Factum Foundation’s high-resolution surface recordings in colour and 3D will add a further dimension to the already extensive body of research on the Black Square, helping both researchers and the general public to better understand this engimatic work. The data will also provide an accurate record of the current state of conservation of the painting, thus enabling conservators and restorers to monitor change on the fragile surface through time. The project is envisaged as an open and ambitious collaboration between the Tretyakov Gallery and Factum Foundation, a joint effort that may in future lead to further exciting research in the field of the Russian avant-garde.
Factum Foundation would like to sincerely thank Yulian Khalturin, Chief of the Research Department at the Tretyakov, and his colleagues at the gallery for their assistance and advice throughout the project.
Recording and processing the data
In March 2018, a Factum Foundation team was in Moscow to record the two versions of the painting owned by the Tretyakov: Black Square, 1915 and Black Square, 1929. The team employed the Lucida 3D Scanner to capture the delicate craquelure on the surface of Black Square, 1915, as well as the more featureless surface of the 1929 version, painted by Malevich for a retrospective held at the Tretyakov Gallery in the same year. By that time, the 'original' 1915 painting had already begun to show signs of ageing and the artist was asked to create a 'reproduction' of his most famous work.

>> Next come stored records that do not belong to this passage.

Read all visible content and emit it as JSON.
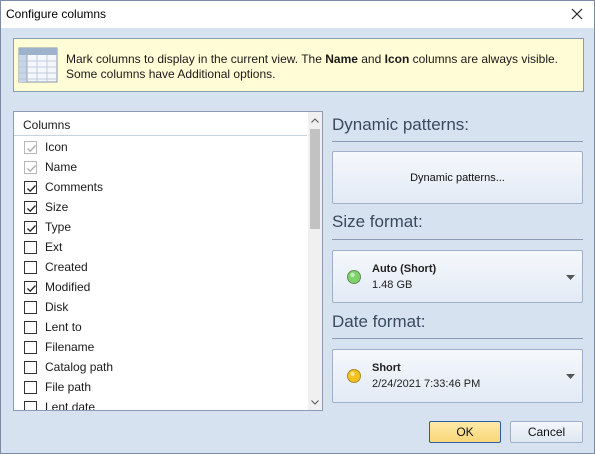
{
  "window": {
    "title": "Configure columns"
  },
  "info": {
    "text_before_name": "Mark columns to display in the current view. The ",
    "name_bold": "Name",
    "text_and": " and ",
    "icon_bold": "Icon",
    "text_after": " columns are always visible. Some columns have Additional options."
  },
  "columns_list": {
    "header": "Columns",
    "items": [
      {
        "label": "Icon",
        "checked": true,
        "disabled": true
      },
      {
        "label": "Name",
        "checked": true,
        "disabled": true
      },
      {
        "label": "Comments",
        "checked": true,
        "disabled": false
      },
      {
        "label": "Size",
        "checked": true,
        "disabled": false
      },
      {
        "label": "Type",
        "checked": true,
        "disabled": false
      },
      {
        "label": "Ext",
        "checked": false,
        "disabled": false
      },
      {
        "label": "Created",
        "checked": false,
        "disabled": false
      },
      {
        "label": "Modified",
        "checked": true,
        "disabled": false
      },
      {
        "label": "Disk",
        "checked": false,
        "disabled": false
      },
      {
        "label": "Lent to",
        "checked": false,
        "disabled": false
      },
      {
        "label": "Filename",
        "checked": false,
        "disabled": false
      },
      {
        "label": "Catalog path",
        "checked": false,
        "disabled": false
      },
      {
        "label": "File path",
        "checked": false,
        "disabled": false
      },
      {
        "label": "Lent date",
        "checked": false,
        "disabled": false
      }
    ]
  },
  "dynamic_patterns": {
    "title": "Dynamic patterns:",
    "button_label": "Dynamic patterns..."
  },
  "size_format": {
    "title": "Size format:",
    "value": "Auto (Short)",
    "example": "1.48 GB",
    "dot_color": "#7bd46a"
  },
  "date_format": {
    "title": "Date format:",
    "value": "Short",
    "example": "2/24/2021 7:33:46 PM",
    "dot_color": "#f5c21b"
  },
  "footer": {
    "ok_label": "OK",
    "cancel_label": "Cancel"
  },
  "icons": {
    "close": "close-icon",
    "info": "table-grid-icon",
    "scroll_up": "chevron-up-icon",
    "scroll_down": "chevron-down-icon",
    "dropdown": "dropdown-arrow-icon"
  },
  "colors": {
    "window_bg": "#d7e2f0",
    "info_bg": "#fffcd6",
    "ok_bg": "#fde9a8",
    "section_title": "#3a4a5e"
  }
}
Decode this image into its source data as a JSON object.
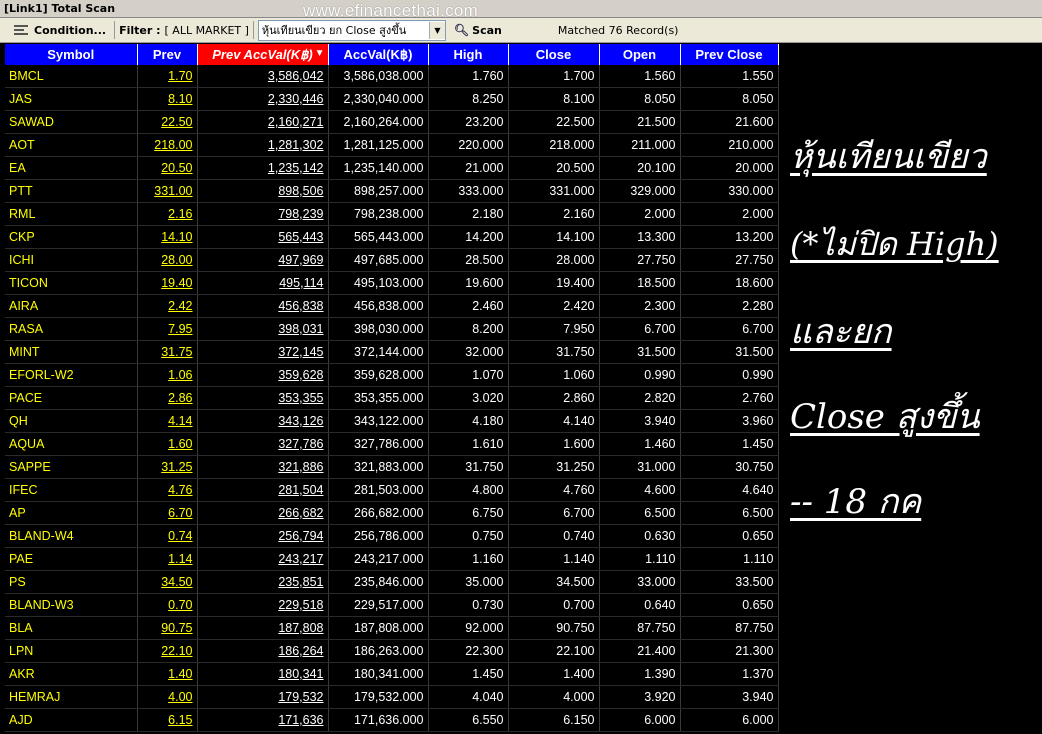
{
  "window": {
    "title": "[Link1] Total Scan"
  },
  "watermark": "www.efinancethai.com",
  "toolbar": {
    "condition_label": "Condition...",
    "filter_label": "Filter :",
    "filter_value": "[ ALL MARKET ]",
    "condition_select_value": "หุ้นเทียนเขียว  ยก  Close สูงขึ้น",
    "scan_label": "Scan",
    "matched_text": "Matched 76 Record(s)"
  },
  "columns": [
    "Symbol",
    "Prev",
    "Prev AccVal(K฿)",
    "AccVal(K฿)",
    "High",
    "Close",
    "Open",
    "Prev Close"
  ],
  "sorted_column": "Prev AccVal(K฿)",
  "rows": [
    [
      "BMCL",
      "1.70",
      "3,586,042",
      "3,586,038.000",
      "1.760",
      "1.700",
      "1.560",
      "1.550"
    ],
    [
      "JAS",
      "8.10",
      "2,330,446",
      "2,330,040.000",
      "8.250",
      "8.100",
      "8.050",
      "8.050"
    ],
    [
      "SAWAD",
      "22.50",
      "2,160,271",
      "2,160,264.000",
      "23.200",
      "22.500",
      "21.500",
      "21.600"
    ],
    [
      "AOT",
      "218.00",
      "1,281,302",
      "1,281,125.000",
      "220.000",
      "218.000",
      "211.000",
      "210.000"
    ],
    [
      "EA",
      "20.50",
      "1,235,142",
      "1,235,140.000",
      "21.000",
      "20.500",
      "20.100",
      "20.000"
    ],
    [
      "PTT",
      "331.00",
      "898,506",
      "898,257.000",
      "333.000",
      "331.000",
      "329.000",
      "330.000"
    ],
    [
      "RML",
      "2.16",
      "798,239",
      "798,238.000",
      "2.180",
      "2.160",
      "2.000",
      "2.000"
    ],
    [
      "CKP",
      "14.10",
      "565,443",
      "565,443.000",
      "14.200",
      "14.100",
      "13.300",
      "13.200"
    ],
    [
      "ICHI",
      "28.00",
      "497,969",
      "497,685.000",
      "28.500",
      "28.000",
      "27.750",
      "27.750"
    ],
    [
      "TICON",
      "19.40",
      "495,114",
      "495,103.000",
      "19.600",
      "19.400",
      "18.500",
      "18.600"
    ],
    [
      "AIRA",
      "2.42",
      "456,838",
      "456,838.000",
      "2.460",
      "2.420",
      "2.300",
      "2.280"
    ],
    [
      "RASA",
      "7.95",
      "398,031",
      "398,030.000",
      "8.200",
      "7.950",
      "6.700",
      "6.700"
    ],
    [
      "MINT",
      "31.75",
      "372,145",
      "372,144.000",
      "32.000",
      "31.750",
      "31.500",
      "31.500"
    ],
    [
      "EFORL-W2",
      "1.06",
      "359,628",
      "359,628.000",
      "1.070",
      "1.060",
      "0.990",
      "0.990"
    ],
    [
      "PACE",
      "2.86",
      "353,355",
      "353,355.000",
      "3.020",
      "2.860",
      "2.820",
      "2.760"
    ],
    [
      "QH",
      "4.14",
      "343,126",
      "343,122.000",
      "4.180",
      "4.140",
      "3.940",
      "3.960"
    ],
    [
      "AQUA",
      "1.60",
      "327,786",
      "327,786.000",
      "1.610",
      "1.600",
      "1.460",
      "1.450"
    ],
    [
      "SAPPE",
      "31.25",
      "321,886",
      "321,883.000",
      "31.750",
      "31.250",
      "31.000",
      "30.750"
    ],
    [
      "IFEC",
      "4.76",
      "281,504",
      "281,503.000",
      "4.800",
      "4.760",
      "4.600",
      "4.640"
    ],
    [
      "AP",
      "6.70",
      "266,682",
      "266,682.000",
      "6.750",
      "6.700",
      "6.500",
      "6.500"
    ],
    [
      "BLAND-W4",
      "0.74",
      "256,794",
      "256,786.000",
      "0.750",
      "0.740",
      "0.630",
      "0.650"
    ],
    [
      "PAE",
      "1.14",
      "243,217",
      "243,217.000",
      "1.160",
      "1.140",
      "1.110",
      "1.110"
    ],
    [
      "PS",
      "34.50",
      "235,851",
      "235,846.000",
      "35.000",
      "34.500",
      "33.000",
      "33.500"
    ],
    [
      "BLAND-W3",
      "0.70",
      "229,518",
      "229,517.000",
      "0.730",
      "0.700",
      "0.640",
      "0.650"
    ],
    [
      "BLA",
      "90.75",
      "187,808",
      "187,808.000",
      "92.000",
      "90.750",
      "87.750",
      "87.750"
    ],
    [
      "LPN",
      "22.10",
      "186,264",
      "186,263.000",
      "22.300",
      "22.100",
      "21.400",
      "21.300"
    ],
    [
      "AKR",
      "1.40",
      "180,341",
      "180,341.000",
      "1.450",
      "1.400",
      "1.390",
      "1.370"
    ],
    [
      "HEMRAJ",
      "4.00",
      "179,532",
      "179,532.000",
      "4.040",
      "4.000",
      "3.920",
      "3.940"
    ],
    [
      "AJD",
      "6.15",
      "171,636",
      "171,636.000",
      "6.550",
      "6.150",
      "6.000",
      "6.000"
    ]
  ],
  "annotation": {
    "line1": "หุ้นเทียนเขียว",
    "line2": "(*ไม่ปิด High)",
    "line3": " และยก",
    "line4": "Close สูงขึ้น",
    "line5": "-- 18 กค"
  },
  "colors": {
    "header_bg": "#0000ff",
    "sorted_header_bg": "#ff0000",
    "symbol_text": "#ffff00",
    "grid_bg": "#000000"
  }
}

The Lucida is a laser scanner that was designed by Manuel Franquelo and Factum Arte as a safe non-contact technology for recording fine surface relief. It produces two types of data: a 3D file that can be outputted by printing or CNC milling and a 254 dpi image file for screen-based applications. Careful study of the surface texture of a painting can uncover detail invisible to the naked eye. It is hoped that in this case the 3D data may shed light on some of the more obscure questions surrounding the Black Square.
Panoramic photography – in which multiple overlapping photographs taken from a single point are merged to create a single, high-resolution image – was used to record colour data and resulted in files with resolutions up to 900dpi. The accuracy of the colour data is always ensured through digital colour checking with X-Rite colour management, but also by comparison to physical Pantone 'colour sticks'. These 'colour sticks' are carefully matched to colours on the painting and can be used to bring the digital colour file in even closer correspondence to the original painting at a later stage in post-processing.
The Tretyakov Gallery also provided recent high-resolution infrared and X-ray images of the paintings. Together with the colour, these were ‘mapped’ onto the 3D data to produce a layered archive of images at 254 dpi that can be viewed through an internet browser on any computer screen. With the browser, a user can view two types of data simultaneously – for example, data showing the bright colours visible beneath the cracks on Black Square, 1915, can be studied alongside the X-ray image that reveals the earlier works painted over by Malevich when he produced his Suprematist masterpiece.
Below are images of the Factum team recording the paintings, together with low-resolution images of the colour and 3D data for Black Square, 1915. The layered image archives are currently available only to researchers at the Tretyakov Gallery, but in coming months the Tretyakov and Factum will unveil more results from the recording.